It always troubles me when I read other scientists who ignore the data in order to cling to their cherished dogmas. As a scientist, I know that this holds back the progress of science. As a result, I was heartened to read three scientist calling on their colleagues to abandon evolutionary dogma when it comes to pseudogenes. If others heed their call, we will most certainly learn more about DNA.
What am I talking about? Let’s start with what a pseudogene is. It is a region of DNA that looks like a known gene, but is different enough that it can’t do what the known gene does. As a result, it has become evolutionary dogma that pseudogenes are “broken” genes – genes that became non-functional due to duplication and mutation. Here, for example, is how the Encyclopedia of Genetics definitively describes a pseudogene:
A pseudogene is a nonfunctional genomic region that originated by duplication of, and is still homologous to, an ancestral gene.
In other words, a pseudogene is the result of a gene being copied and then broken. Creationists have long argued that pseudogenes are functional; they just don’t function the way evolutionists expect them to. The three authors of the paper I mentioned above have arrived at that same conclusion (at least for many pseudogenes), and they are asking their colleagues to pay attention to the data and do the same.
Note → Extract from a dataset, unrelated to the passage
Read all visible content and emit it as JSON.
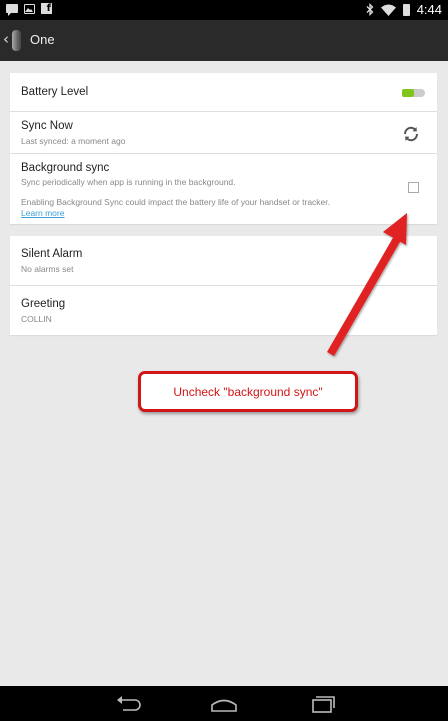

To emphasize the point that this evolution-inspired dogma is wrong, they list many pseudogenes that have been demonstrated to have an important function. They then make this important statement:
The examples of pseudogene function elaborated on here should not imply that pseudogene functionality is likely to be confined to isolated instances.
In other words, you can’t say that the known functional pseudogenes are exceptions to the rule. There are enough functional pseudogenes to call into question the assumption that they are mostly non-functional.
At the same time, however, these authors are cautious:
The purpose of this article is not to discard the pseudogene concept or to suggest that all pseudogenes are functional. The majority of currently annotated pseudogenes are neither robustly transcribed nor translated. Such regions fit well the original descriptions of pseudogenes as ‘similar, but defective’. Rather, we argue that their labelling as pseudogenes is not constructive for advancement of understanding of genome function and misdirects experimental design.
In other words, the authors are simply telling their colleagues to follow the data. Do not assume that a pseudogene is non-functional just because it has been identified as a pseudogene. Instead, investigate it to find out whether or not it actually is. The progress of science is hindered when you assume non-functionality because of the way the sequence has been identified.
I not only completely agree with that sentiment, I would also add this: following any dogma (evolutionist, creationist, or other) hinders the progress of science. Scientists should be willing to follow the data wherever they lead. Unfortunately, such scientists tend to be the exception, not the rule.